*** Block opens ***

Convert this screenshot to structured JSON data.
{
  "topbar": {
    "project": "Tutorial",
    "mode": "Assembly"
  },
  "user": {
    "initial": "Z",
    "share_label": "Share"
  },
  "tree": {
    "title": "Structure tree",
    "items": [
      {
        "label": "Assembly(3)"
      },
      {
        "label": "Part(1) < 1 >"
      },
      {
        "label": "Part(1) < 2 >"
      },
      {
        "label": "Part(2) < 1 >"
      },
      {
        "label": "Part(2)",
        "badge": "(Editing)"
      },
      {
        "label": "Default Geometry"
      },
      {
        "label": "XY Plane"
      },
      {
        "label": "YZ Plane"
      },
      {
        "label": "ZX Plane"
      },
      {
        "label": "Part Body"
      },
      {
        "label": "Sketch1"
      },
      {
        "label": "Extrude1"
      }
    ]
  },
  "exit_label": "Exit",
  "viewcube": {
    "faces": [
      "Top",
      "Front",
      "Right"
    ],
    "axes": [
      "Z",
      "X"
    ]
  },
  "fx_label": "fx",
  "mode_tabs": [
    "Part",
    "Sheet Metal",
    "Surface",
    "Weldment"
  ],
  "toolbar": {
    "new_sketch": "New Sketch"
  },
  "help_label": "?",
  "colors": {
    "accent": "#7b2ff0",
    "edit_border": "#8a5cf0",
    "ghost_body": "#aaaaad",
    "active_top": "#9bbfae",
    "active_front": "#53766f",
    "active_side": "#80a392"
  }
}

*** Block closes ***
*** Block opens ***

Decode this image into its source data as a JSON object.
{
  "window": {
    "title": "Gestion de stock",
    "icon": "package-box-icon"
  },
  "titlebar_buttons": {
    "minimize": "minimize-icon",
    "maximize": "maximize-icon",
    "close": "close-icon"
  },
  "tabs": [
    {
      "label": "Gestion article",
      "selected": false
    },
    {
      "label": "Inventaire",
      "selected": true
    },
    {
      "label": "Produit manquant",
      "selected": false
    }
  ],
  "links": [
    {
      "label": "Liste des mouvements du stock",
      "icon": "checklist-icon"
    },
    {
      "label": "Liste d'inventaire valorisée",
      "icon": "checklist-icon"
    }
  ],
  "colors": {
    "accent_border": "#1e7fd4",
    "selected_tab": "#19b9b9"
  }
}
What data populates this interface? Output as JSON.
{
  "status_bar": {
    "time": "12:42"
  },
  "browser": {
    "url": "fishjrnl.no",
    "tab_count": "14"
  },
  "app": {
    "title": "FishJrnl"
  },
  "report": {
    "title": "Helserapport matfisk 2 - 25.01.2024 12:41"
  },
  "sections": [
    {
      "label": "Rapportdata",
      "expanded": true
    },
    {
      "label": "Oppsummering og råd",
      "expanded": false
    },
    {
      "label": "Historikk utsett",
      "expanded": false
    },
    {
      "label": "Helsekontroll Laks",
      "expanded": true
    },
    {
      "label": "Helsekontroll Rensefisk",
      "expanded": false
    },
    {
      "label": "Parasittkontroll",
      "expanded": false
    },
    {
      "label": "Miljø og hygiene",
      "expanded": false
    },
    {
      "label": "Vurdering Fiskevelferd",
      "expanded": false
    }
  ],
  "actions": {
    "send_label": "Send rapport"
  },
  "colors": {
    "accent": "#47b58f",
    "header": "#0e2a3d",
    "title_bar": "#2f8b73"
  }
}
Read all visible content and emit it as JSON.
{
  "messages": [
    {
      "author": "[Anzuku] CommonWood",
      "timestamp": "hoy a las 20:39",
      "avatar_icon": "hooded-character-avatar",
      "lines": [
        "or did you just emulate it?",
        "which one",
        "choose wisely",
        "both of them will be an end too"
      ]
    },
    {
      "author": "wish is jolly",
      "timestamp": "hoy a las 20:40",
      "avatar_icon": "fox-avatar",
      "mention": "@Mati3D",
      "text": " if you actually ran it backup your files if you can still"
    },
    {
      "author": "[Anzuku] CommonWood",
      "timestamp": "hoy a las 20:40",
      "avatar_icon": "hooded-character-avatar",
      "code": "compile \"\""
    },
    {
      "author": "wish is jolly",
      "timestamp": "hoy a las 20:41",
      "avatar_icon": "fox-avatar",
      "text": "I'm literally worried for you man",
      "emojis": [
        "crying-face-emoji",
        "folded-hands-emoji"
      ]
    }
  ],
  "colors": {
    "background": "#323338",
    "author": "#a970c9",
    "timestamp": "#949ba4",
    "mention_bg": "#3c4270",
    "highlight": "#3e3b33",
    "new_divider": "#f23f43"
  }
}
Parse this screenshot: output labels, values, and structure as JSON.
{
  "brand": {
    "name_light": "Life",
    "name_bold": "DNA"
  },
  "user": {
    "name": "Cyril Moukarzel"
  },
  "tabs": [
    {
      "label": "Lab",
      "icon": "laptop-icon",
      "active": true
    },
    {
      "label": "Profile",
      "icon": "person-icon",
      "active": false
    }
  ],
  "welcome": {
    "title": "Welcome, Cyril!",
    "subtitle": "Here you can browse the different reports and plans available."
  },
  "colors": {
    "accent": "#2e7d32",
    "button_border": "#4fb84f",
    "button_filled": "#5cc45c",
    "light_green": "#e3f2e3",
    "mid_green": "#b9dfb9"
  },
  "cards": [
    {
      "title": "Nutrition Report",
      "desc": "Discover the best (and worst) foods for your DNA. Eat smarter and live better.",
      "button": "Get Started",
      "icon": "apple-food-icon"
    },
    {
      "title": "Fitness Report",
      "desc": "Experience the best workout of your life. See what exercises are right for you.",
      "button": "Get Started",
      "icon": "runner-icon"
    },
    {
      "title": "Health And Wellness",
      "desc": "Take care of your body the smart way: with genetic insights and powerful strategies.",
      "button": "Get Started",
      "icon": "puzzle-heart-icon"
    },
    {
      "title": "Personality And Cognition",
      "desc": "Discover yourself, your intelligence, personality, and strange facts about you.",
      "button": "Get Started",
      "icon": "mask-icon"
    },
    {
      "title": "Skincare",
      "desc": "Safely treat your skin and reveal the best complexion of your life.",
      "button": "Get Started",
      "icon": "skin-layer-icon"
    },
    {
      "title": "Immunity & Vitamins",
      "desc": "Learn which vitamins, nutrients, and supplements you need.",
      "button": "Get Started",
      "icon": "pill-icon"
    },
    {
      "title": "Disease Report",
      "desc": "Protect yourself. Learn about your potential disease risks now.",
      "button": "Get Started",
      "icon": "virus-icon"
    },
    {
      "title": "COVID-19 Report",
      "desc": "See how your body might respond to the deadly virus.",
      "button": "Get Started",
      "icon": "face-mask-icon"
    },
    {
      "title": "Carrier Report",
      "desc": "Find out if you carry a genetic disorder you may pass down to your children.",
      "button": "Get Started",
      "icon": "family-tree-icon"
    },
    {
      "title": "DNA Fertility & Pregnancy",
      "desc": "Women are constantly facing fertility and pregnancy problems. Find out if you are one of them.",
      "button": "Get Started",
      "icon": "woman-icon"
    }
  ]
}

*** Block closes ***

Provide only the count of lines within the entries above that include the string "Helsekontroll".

* _RESPONSE AREA_: 2